ENTRIES PROVIDED:
○ ○ ○

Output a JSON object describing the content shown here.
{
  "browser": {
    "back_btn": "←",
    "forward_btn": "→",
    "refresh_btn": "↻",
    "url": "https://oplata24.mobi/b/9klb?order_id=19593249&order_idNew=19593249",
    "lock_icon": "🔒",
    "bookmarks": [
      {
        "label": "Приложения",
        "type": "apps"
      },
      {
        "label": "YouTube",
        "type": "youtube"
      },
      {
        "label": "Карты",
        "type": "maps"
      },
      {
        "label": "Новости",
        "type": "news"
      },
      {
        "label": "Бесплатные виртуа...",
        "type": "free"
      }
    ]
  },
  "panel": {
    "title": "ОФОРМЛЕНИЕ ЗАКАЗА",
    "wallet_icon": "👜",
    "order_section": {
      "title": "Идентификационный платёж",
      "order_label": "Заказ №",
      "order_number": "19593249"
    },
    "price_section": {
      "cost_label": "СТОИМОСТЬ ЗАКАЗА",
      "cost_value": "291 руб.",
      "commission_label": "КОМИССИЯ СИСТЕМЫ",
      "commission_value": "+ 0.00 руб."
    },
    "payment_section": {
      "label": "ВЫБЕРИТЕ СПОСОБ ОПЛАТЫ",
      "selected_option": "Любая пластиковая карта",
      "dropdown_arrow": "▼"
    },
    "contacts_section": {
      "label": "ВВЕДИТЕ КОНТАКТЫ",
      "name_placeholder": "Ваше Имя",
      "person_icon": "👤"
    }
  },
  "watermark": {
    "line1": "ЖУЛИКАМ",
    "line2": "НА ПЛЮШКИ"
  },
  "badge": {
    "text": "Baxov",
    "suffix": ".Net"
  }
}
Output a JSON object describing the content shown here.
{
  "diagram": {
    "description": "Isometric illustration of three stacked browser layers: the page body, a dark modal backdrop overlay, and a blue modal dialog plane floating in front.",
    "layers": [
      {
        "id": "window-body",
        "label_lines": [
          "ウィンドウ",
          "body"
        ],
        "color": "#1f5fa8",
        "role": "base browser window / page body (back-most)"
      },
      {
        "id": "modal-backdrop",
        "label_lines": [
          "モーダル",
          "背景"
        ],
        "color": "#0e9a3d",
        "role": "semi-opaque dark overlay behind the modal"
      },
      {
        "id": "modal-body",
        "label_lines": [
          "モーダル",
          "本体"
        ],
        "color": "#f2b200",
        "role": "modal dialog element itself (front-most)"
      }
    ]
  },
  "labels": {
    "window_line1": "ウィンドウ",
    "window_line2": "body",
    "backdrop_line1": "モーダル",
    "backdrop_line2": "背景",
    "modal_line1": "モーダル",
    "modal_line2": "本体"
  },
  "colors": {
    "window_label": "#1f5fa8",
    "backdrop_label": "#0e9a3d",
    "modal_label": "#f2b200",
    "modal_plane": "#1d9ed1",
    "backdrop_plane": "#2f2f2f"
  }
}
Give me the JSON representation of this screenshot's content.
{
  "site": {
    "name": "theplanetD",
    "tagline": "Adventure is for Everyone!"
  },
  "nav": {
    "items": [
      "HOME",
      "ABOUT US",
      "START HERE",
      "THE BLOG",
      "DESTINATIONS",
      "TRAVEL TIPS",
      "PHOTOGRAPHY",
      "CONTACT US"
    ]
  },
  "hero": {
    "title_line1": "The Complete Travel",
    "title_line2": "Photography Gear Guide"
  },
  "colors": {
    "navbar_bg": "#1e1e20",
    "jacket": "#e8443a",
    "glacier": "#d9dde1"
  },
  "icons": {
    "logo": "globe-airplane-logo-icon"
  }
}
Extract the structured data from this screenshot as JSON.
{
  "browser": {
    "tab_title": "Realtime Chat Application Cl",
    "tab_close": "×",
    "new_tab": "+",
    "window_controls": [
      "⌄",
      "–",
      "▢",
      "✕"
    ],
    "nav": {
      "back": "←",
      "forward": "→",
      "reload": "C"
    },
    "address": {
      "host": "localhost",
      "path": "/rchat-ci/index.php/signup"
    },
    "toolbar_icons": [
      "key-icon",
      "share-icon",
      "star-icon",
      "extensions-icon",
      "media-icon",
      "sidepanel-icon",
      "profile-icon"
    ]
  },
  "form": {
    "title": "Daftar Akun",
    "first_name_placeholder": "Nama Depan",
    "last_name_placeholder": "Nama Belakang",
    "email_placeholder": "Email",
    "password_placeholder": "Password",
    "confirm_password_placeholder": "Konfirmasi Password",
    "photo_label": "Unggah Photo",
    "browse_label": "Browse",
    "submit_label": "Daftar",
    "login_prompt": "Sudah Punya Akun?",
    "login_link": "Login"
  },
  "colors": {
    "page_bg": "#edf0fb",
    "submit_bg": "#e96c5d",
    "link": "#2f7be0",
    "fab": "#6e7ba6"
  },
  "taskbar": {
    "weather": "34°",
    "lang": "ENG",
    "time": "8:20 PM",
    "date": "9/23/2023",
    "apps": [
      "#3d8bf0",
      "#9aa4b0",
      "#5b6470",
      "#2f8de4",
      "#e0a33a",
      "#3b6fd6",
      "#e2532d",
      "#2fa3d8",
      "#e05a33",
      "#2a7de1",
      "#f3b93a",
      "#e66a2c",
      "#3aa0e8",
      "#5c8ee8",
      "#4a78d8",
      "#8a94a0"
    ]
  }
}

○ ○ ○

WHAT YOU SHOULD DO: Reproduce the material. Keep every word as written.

EXERCISE ANSWER:
Output a JSON object describing the content shown here.
{
  "browser": {
    "back_btn": "←",
    "forward_btn": "→",
    "refresh_btn": "↻",
    "url": "https://oplata24.mobi/b/9klb?order_id=19593249&order_idNew=19593249",
    "lock_icon": "🔒",
    "bookmarks": [
      {
        "label": "Приложения",
        "type": "apps"
      },
      {
        "label": "YouTube",
        "type": "youtube"
      },
      {
        "label": "Карты",
        "type": "maps"
      },
      {
        "label": "Новости",
        "type": "news"
      },
      {
        "label": "Бесплатные виртуа...",
        "type": "free"
      }
    ]
  },
  "panel": {
    "title": "ОФОРМЛЕНИЕ ЗАКАЗА",
    "wallet_icon": "👜",
    "order_section": {
      "title": "Идентификационный платёж",
      "order_label": "Заказ №",
      "order_number": "19593249"
    },
    "price_section": {
      "cost_label": "СТОИМОСТЬ ЗАКАЗА",
      "cost_value": "291 руб.",
      "commission_label": "КОМИССИЯ СИСТЕМЫ",
      "commission_value": "+ 0.00 руб."
    },
    "payment_section": {
      "label": "ВЫБЕРИТЕ СПОСОБ ОПЛАТЫ",
      "selected_option": "Любая пластиковая карта",
      "dropdown_arrow": "▼"
    },
    "contacts_section": {
      "label": "ВВЕДИТЕ КОНТАКТЫ",
      "name_placeholder": "Ваше Имя",
      "person_icon": "👤"
    }
  },
  "watermark": {
    "line1": "ЖУЛИКАМ",
    "line2": "НА ПЛЮШКИ"
  },
  "badge": {
    "text": "Baxov",
    "suffix": ".Net"
  }
}
Output a JSON object describing the content shown here.
{
  "diagram": {
    "description": "Isometric illustration of three stacked browser layers: the page body, a dark modal backdrop overlay, and a blue modal dialog plane floating in front.",
    "layers": [
      {
        "id": "window-body",
        "label_lines": [
          "ウィンドウ",
          "body"
        ],
        "color": "#1f5fa8",
        "role": "base browser window / page body (back-most)"
      },
      {
        "id": "modal-backdrop",
        "label_lines": [
          "モーダル",
          "背景"
        ],
        "color": "#0e9a3d",
        "role": "semi-opaque dark overlay behind the modal"
      },
      {
        "id": "modal-body",
        "label_lines": [
          "モーダル",
          "本体"
        ],
        "color": "#f2b200",
        "role": "modal dialog element itself (front-most)"
      }
    ]
  },
  "labels": {
    "window_line1": "ウィンドウ",
    "window_line2": "body",
    "backdrop_line1": "モーダル",
    "backdrop_line2": "背景",
    "modal_line1": "モーダル",
    "modal_line2": "本体"
  },
  "colors": {
    "window_label": "#1f5fa8",
    "backdrop_label": "#0e9a3d",
    "modal_label": "#f2b200",
    "modal_plane": "#1d9ed1",
    "backdrop_plane": "#2f2f2f"
  }
}
Give me the JSON representation of this screenshot's content.
{
  "site": {
    "name": "theplanetD",
    "tagline": "Adventure is for Everyone!"
  },
  "nav": {
    "items": [
      "HOME",
      "ABOUT US",
      "START HERE",
      "THE BLOG",
      "DESTINATIONS",
      "TRAVEL TIPS",
      "PHOTOGRAPHY",
      "CONTACT US"
    ]
  },
  "hero": {
    "title_line1": "The Complete Travel",
    "title_line2": "Photography Gear Guide"
  },
  "colors": {
    "navbar_bg": "#1e1e20",
    "jacket": "#e8443a",
    "glacier": "#d9dde1"
  },
  "icons": {
    "logo": "globe-airplane-logo-icon"
  }
}
Extract the structured data from this screenshot as JSON.
{
  "browser": {
    "tab_title": "Realtime Chat Application Cl",
    "tab_close": "×",
    "new_tab": "+",
    "window_controls": [
      "⌄",
      "–",
      "▢",
      "✕"
    ],
    "nav": {
      "back": "←",
      "forward": "→",
      "reload": "C"
    },
    "address": {
      "host": "localhost",
      "path": "/rchat-ci/index.php/signup"
    },
    "toolbar_icons": [
      "key-icon",
      "share-icon",
      "star-icon",
      "extensions-icon",
      "media-icon",
      "sidepanel-icon",
      "profile-icon"
    ]
  },
  "form": {
    "title": "Daftar Akun",
    "first_name_placeholder": "Nama Depan",
    "last_name_placeholder": "Nama Belakang",
    "email_placeholder": "Email",
    "password_placeholder": "Password",
    "confirm_password_placeholder": "Konfirmasi Password",
    "photo_label": "Unggah Photo",
    "browse_label": "Browse",
    "submit_label": "Daftar",
    "login_prompt": "Sudah Punya Akun?",
    "login_link": "Login"
  },
  "colors": {
    "page_bg": "#edf0fb",
    "submit_bg": "#e96c5d",
    "link": "#2f7be0",
    "fab": "#6e7ba6"
  },
  "taskbar": {
    "weather": "34°",
    "lang": "ENG",
    "time": "8:20 PM",
    "date": "9/23/2023",
    "apps": [
      "#3d8bf0",
      "#9aa4b0",
      "#5b6470",
      "#2f8de4",
      "#e0a33a",
      "#3b6fd6",
      "#e2532d",
      "#2fa3d8",
      "#e05a33",
      "#2a7de1",
      "#f3b93a",
      "#e66a2c",
      "#3aa0e8",
      "#5c8ee8",
      "#4a78d8",
      "#8a94a0"
    ]
  }
}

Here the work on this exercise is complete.